■ **Instructions to follow**
Where the records hold the string "screenshot", show the whole line it sits on.

(Records from a dataset)

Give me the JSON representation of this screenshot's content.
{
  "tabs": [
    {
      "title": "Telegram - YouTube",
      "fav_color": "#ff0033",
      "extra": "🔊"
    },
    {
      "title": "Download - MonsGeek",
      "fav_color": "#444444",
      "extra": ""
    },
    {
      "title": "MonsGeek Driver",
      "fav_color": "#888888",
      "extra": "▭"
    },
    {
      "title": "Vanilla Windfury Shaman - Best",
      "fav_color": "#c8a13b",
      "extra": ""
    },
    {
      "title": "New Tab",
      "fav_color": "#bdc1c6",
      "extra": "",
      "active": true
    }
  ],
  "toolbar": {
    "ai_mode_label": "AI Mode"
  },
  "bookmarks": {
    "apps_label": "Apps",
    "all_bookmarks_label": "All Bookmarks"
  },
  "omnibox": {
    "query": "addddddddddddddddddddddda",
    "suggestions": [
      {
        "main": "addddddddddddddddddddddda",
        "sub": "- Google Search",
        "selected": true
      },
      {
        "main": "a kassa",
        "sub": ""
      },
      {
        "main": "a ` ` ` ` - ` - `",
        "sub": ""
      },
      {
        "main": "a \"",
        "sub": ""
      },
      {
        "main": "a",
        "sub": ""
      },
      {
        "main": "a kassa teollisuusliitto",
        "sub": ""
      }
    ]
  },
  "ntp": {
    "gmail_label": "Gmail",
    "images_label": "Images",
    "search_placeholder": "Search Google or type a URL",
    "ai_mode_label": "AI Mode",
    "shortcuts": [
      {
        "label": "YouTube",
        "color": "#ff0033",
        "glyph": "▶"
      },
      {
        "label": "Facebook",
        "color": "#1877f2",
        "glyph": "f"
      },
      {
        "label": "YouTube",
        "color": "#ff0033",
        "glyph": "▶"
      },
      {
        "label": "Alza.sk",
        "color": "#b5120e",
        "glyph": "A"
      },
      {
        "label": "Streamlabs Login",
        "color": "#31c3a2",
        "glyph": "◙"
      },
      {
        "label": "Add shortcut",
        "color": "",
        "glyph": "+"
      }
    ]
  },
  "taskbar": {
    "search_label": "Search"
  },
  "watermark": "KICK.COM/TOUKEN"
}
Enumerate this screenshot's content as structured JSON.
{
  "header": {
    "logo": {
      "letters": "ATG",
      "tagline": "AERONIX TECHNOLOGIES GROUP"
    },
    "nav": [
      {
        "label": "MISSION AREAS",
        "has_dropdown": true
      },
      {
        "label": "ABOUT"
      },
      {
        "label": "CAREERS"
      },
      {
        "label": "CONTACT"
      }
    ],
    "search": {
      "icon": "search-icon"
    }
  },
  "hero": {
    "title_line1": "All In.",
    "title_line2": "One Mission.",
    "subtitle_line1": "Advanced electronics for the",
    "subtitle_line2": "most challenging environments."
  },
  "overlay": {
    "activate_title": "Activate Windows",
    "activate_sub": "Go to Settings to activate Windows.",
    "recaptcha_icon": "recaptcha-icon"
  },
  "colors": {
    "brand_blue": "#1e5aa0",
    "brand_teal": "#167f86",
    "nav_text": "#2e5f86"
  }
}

■ **Written response**
Give me the JSON representation of this screenshot's content.
Enumerate this screenshot's content as structured JSON.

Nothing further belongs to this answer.